Work to complete: Your answer should consist of the lines in the listing that hold "Gestão".

───── Data for review

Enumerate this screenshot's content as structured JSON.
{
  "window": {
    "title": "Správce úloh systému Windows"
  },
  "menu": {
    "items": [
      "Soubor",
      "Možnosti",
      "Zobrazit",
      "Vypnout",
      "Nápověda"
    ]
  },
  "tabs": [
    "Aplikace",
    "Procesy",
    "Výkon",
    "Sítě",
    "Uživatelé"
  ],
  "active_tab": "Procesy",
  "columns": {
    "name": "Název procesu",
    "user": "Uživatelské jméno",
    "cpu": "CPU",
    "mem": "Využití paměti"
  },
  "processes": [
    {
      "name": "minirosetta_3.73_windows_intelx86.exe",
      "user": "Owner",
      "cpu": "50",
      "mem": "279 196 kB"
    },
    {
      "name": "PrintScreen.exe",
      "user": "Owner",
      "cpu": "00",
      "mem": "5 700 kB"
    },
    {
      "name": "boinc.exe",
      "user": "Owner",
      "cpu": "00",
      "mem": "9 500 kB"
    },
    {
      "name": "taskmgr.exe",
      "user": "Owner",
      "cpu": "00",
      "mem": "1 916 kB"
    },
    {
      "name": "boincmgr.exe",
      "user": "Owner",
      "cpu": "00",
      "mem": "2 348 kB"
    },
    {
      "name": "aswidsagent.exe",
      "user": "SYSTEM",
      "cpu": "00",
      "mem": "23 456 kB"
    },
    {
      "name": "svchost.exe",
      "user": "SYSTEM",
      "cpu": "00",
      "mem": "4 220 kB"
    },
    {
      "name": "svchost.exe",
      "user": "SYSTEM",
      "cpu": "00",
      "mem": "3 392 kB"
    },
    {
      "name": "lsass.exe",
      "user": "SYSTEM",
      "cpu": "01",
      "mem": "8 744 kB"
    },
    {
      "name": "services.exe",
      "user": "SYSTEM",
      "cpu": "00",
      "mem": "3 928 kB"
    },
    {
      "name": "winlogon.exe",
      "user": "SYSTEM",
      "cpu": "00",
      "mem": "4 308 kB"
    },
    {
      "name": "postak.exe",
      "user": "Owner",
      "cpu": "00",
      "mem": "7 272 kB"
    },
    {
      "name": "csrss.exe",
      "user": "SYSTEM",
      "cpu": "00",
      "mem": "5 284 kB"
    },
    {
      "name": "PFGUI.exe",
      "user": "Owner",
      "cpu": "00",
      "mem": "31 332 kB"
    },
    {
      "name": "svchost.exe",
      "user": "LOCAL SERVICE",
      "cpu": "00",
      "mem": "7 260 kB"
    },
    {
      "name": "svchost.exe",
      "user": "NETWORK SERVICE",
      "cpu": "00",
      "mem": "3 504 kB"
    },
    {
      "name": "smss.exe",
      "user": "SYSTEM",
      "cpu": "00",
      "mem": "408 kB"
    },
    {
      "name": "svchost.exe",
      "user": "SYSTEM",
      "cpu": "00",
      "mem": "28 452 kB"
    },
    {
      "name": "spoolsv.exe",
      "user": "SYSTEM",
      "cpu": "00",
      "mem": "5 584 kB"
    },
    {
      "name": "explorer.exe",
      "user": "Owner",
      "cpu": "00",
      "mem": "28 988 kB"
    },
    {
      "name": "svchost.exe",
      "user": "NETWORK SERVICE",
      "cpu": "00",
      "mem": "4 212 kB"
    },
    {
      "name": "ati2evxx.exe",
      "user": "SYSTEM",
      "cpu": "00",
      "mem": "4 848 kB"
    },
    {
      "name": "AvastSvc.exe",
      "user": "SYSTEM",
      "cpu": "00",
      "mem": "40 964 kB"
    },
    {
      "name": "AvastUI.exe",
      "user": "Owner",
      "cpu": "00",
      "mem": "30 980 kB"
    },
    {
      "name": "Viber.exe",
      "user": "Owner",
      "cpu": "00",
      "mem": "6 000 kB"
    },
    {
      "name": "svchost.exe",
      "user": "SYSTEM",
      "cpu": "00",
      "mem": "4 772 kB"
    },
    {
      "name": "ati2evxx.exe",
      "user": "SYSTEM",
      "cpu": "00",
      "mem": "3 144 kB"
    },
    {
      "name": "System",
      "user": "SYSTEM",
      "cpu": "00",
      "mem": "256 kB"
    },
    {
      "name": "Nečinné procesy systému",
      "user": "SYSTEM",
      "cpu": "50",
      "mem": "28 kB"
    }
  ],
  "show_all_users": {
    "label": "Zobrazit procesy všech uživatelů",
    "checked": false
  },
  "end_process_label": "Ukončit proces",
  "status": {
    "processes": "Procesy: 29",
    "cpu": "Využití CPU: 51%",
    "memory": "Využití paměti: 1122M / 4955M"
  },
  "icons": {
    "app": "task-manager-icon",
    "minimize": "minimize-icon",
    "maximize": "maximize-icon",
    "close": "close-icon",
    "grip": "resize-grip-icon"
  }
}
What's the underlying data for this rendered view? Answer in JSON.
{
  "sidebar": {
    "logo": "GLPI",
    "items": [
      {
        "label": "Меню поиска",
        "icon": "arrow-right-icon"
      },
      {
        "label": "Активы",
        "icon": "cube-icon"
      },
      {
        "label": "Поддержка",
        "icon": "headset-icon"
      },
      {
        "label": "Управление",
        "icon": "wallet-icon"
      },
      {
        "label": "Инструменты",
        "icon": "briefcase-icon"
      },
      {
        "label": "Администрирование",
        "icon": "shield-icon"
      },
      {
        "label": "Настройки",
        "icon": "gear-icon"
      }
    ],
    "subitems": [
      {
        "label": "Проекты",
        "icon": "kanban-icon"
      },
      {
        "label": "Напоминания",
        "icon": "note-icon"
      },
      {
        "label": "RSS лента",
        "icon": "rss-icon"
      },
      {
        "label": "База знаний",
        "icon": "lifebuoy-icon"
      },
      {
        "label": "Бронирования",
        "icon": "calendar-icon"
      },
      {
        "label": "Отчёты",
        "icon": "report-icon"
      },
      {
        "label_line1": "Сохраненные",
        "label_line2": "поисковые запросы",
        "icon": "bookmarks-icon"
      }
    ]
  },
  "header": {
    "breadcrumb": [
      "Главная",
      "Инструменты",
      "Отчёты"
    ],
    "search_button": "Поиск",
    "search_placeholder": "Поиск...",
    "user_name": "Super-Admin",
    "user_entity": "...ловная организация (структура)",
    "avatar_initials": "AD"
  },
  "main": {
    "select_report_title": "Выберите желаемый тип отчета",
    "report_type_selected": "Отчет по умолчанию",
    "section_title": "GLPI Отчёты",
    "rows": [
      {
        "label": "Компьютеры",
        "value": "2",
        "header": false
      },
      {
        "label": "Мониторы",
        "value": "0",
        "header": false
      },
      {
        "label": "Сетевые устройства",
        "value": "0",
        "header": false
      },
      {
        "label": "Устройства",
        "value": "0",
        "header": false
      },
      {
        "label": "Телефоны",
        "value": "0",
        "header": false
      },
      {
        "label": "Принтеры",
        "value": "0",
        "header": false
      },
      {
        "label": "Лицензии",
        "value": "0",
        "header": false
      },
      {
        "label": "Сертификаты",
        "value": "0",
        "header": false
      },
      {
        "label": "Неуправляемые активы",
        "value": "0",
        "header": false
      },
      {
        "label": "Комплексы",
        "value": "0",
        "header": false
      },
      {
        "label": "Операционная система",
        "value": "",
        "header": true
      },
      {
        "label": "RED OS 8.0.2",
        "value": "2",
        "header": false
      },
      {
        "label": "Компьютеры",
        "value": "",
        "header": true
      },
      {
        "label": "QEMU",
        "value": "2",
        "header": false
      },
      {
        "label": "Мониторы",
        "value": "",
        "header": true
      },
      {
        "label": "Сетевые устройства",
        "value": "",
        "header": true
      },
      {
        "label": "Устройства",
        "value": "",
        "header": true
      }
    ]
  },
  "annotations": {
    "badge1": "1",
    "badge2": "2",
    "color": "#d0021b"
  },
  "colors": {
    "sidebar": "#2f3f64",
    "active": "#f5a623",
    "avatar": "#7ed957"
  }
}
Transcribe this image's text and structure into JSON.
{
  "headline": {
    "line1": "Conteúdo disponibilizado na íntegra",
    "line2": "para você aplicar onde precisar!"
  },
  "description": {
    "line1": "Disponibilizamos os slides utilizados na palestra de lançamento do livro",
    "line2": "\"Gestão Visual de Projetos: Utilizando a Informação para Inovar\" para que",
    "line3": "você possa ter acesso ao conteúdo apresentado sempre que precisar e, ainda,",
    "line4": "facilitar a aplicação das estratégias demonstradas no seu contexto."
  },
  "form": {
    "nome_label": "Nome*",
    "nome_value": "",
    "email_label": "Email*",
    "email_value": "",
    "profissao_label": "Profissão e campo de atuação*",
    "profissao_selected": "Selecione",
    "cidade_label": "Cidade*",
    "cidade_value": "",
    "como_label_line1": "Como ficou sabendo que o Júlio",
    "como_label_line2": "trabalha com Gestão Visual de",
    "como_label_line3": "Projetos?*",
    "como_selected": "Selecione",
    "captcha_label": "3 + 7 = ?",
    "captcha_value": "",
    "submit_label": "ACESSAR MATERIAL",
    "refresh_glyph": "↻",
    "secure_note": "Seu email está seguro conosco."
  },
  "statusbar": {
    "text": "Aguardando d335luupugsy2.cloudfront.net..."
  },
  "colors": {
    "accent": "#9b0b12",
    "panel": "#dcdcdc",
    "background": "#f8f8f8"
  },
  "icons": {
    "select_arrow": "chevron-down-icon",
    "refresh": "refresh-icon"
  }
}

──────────

The completed task:
    "line2": "\"Gestão Visual de Projetos: Utilizando a Informação para Inovar\" para que",
    "como_label_line2": "trabalha com Gestão Visual de",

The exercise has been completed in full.